DATA SHOWN:

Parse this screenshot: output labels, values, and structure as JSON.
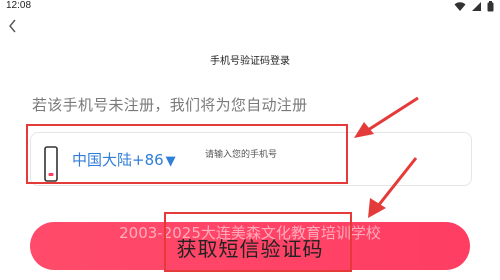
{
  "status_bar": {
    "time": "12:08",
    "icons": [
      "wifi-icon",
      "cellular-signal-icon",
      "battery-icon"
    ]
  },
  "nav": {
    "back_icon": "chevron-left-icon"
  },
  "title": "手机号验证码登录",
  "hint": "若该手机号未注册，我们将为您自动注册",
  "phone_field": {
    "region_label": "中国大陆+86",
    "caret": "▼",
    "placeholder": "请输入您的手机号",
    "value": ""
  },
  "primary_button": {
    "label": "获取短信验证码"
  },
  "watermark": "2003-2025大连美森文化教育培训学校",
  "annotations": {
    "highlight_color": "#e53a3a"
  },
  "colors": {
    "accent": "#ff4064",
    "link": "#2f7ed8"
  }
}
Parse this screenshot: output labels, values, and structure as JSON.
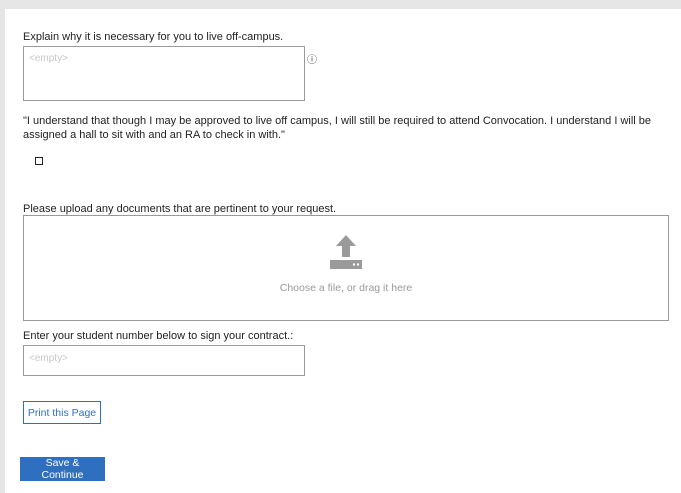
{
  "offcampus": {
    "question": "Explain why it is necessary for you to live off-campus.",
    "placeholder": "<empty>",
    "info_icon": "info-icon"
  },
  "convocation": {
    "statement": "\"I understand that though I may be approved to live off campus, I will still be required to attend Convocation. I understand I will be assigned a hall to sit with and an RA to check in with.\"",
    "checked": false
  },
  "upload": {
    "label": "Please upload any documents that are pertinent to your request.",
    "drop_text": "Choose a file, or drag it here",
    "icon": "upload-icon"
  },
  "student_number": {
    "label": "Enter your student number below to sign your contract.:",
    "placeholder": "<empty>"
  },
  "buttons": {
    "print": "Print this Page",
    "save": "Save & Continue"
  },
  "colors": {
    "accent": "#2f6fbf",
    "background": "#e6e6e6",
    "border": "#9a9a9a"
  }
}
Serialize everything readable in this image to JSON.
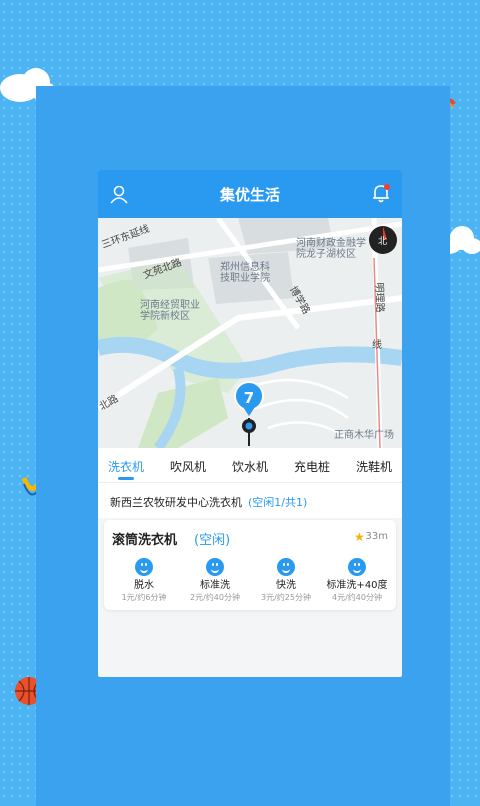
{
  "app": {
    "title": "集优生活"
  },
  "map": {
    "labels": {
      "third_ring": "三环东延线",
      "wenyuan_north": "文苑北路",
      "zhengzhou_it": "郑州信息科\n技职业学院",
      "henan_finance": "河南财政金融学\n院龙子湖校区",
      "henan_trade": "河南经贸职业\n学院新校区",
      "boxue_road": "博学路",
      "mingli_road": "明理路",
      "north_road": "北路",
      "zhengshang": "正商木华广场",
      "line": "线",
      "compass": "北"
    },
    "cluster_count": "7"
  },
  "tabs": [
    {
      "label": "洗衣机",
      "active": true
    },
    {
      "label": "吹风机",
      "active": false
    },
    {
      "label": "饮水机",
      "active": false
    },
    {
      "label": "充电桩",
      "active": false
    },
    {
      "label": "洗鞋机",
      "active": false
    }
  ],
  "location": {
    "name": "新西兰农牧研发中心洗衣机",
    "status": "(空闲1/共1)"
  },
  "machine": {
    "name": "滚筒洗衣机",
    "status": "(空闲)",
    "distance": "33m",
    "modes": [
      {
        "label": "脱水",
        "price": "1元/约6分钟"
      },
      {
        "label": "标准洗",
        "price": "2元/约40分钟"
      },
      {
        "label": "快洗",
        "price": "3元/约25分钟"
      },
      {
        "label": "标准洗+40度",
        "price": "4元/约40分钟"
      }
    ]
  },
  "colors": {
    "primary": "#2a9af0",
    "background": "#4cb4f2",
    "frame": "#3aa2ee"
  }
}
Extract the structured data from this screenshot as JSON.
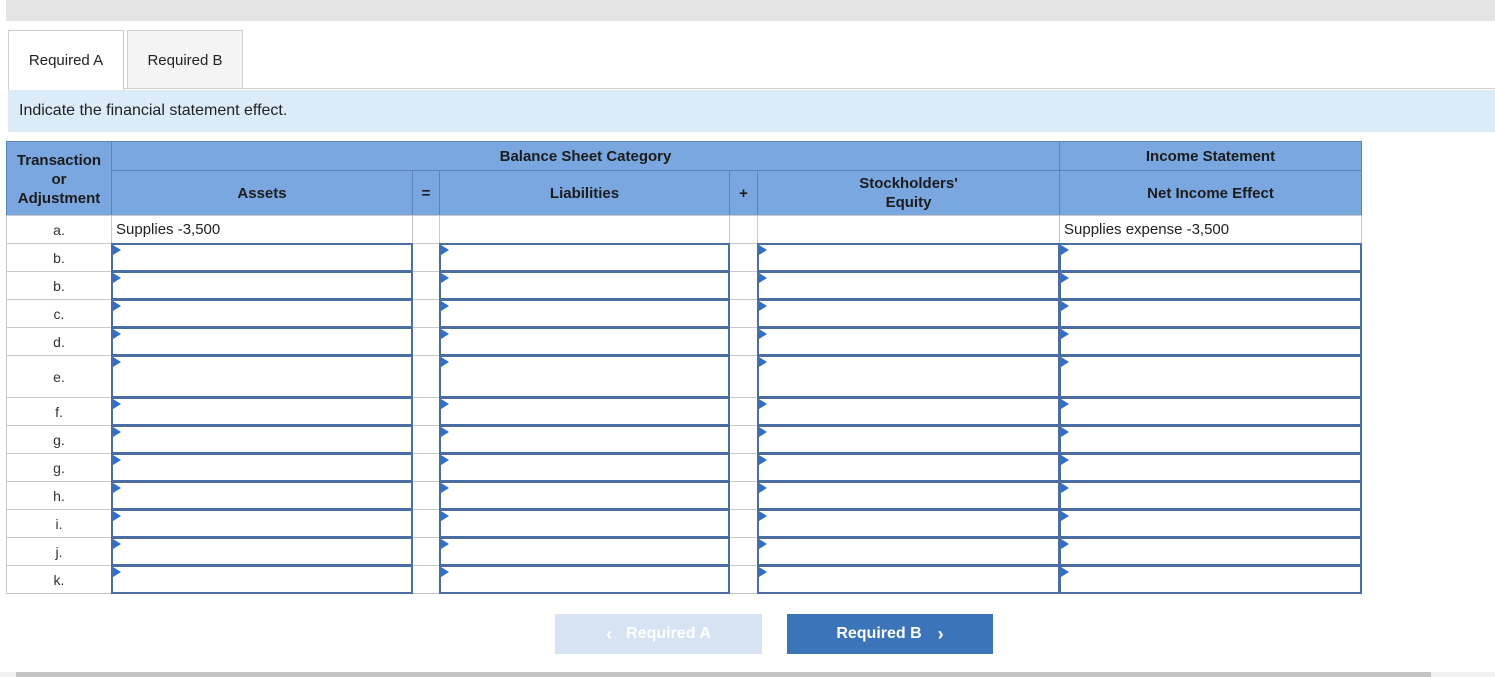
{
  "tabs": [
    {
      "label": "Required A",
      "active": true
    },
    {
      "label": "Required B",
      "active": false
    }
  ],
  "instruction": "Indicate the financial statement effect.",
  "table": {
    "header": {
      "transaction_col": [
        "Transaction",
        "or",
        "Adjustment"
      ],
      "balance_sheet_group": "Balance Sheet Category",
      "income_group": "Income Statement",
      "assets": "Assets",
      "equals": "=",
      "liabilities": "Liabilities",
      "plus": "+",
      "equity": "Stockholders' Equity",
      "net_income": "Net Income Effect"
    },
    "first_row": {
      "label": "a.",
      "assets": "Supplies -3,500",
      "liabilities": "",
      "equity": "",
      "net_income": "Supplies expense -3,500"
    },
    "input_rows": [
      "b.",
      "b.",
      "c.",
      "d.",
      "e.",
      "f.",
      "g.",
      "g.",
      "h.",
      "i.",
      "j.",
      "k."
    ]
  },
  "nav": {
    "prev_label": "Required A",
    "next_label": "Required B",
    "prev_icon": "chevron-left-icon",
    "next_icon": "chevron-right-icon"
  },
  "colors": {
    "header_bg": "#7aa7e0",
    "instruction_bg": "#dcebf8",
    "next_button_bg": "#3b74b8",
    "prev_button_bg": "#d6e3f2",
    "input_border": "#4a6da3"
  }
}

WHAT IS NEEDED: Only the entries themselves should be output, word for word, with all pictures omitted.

RESULT FOR THIS TASK:
Parse this screenshot: output labels, values, and structure as JSON.
{
  "status_bar": {
    "time": "12:08",
    "icons": [
      "wifi-icon",
      "cellular-signal-icon",
      "battery-icon"
    ]
  },
  "nav": {
    "back_icon": "chevron-left-icon"
  },
  "title": "手机号验证码登录",
  "hint": "若该手机号未注册，我们将为您自动注册",
  "phone_field": {
    "region_label": "中国大陆+86",
    "caret": "▼",
    "placeholder": "请输入您的手机号",
    "value": ""
  },
  "primary_button": {
    "label": "获取短信验证码"
  },
  "watermark": "2003-2025大连美森文化教育培训学校",
  "annotations": {
    "highlight_color": "#e53a3a"
  },
  "colors": {
    "accent": "#ff4064",
    "link": "#2f7ed8"
  }
}
Parse this screenshot: output labels, values, and structure as JSON.
{
  "offcampus": {
    "question": "Explain why it is necessary for you to live off-campus.",
    "placeholder": "<empty>",
    "info_icon": "info-icon"
  },
  "convocation": {
    "statement": "\"I understand that though I may be approved to live off campus, I will still be required to attend Convocation. I understand I will be assigned a hall to sit with and an RA to check in with.\"",
    "checked": false
  },
  "upload": {
    "label": "Please upload any documents that are pertinent to your request.",
    "drop_text": "Choose a file, or drag it here",
    "icon": "upload-icon"
  },
  "student_number": {
    "label": "Enter your student number below to sign your contract.:",
    "placeholder": "<empty>"
  },
  "buttons": {
    "print": "Print this Page",
    "save": "Save & Continue"
  },
  "colors": {
    "accent": "#2f6fbf",
    "background": "#e6e6e6",
    "border": "#9a9a9a"
  }
}
Serialize everything readable in this image to JSON.
{
  "app": {
    "title": "集优生活"
  },
  "map": {
    "labels": {
      "third_ring": "三环东延线",
      "wenyuan_north": "文苑北路",
      "zhengzhou_it": "郑州信息科\n技职业学院",
      "henan_finance": "河南财政金融学\n院龙子湖校区",
      "henan_trade": "河南经贸职业\n学院新校区",
      "boxue_road": "博学路",
      "mingli_road": "明理路",
      "north_road": "北路",
      "zhengshang": "正商木华广场",
      "line": "线",
      "compass": "北"
    },
    "cluster_count": "7"
  },
  "tabs": [
    {
      "label": "洗衣机",
      "active": true
    },
    {
      "label": "吹风机",
      "active": false
    },
    {
      "label": "饮水机",
      "active": false
    },
    {
      "label": "充电桩",
      "active": false
    },
    {
      "label": "洗鞋机",
      "active": false
    }
  ],
  "location": {
    "name": "新西兰农牧研发中心洗衣机",
    "status": "(空闲1/共1)"
  },
  "machine": {
    "name": "滚筒洗衣机",
    "status": "(空闲)",
    "distance": "33m",
    "modes": [
      {
        "label": "脱水",
        "price": "1元/约6分钟"
      },
      {
        "label": "标准洗",
        "price": "2元/约40分钟"
      },
      {
        "label": "快洗",
        "price": "3元/约25分钟"
      },
      {
        "label": "标准洗+40度",
        "price": "4元/约40分钟"
      }
    ]
  },
  "colors": {
    "primary": "#2a9af0",
    "background": "#4cb4f2",
    "frame": "#3aa2ee"
  }
}
Extract the structured data from this screenshot as JSON.
{
  "tabs": [
    {
      "label": "Required A",
      "active": true
    },
    {
      "label": "Required B",
      "active": false
    }
  ],
  "instruction": "Indicate the financial statement effect.",
  "table": {
    "header": {
      "transaction_col": [
        "Transaction",
        "or",
        "Adjustment"
      ],
      "balance_sheet_group": "Balance Sheet Category",
      "income_group": "Income Statement",
      "assets": "Assets",
      "equals": "=",
      "liabilities": "Liabilities",
      "plus": "+",
      "equity": "Stockholders' Equity",
      "net_income": "Net Income Effect"
    },
    "first_row": {
      "label": "a.",
      "assets": "Supplies -3,500",
      "liabilities": "",
      "equity": "",
      "net_income": "Supplies expense -3,500"
    },
    "input_rows": [
      "b.",
      "b.",
      "c.",
      "d.",
      "e.",
      "f.",
      "g.",
      "g.",
      "h.",
      "i.",
      "j.",
      "k."
    ]
  },
  "nav": {
    "prev_label": "Required A",
    "next_label": "Required B",
    "prev_icon": "chevron-left-icon",
    "next_icon": "chevron-right-icon"
  },
  "colors": {
    "header_bg": "#7aa7e0",
    "instruction_bg": "#dcebf8",
    "next_button_bg": "#3b74b8",
    "prev_button_bg": "#d6e3f2",
    "input_border": "#4a6da3"
  }
}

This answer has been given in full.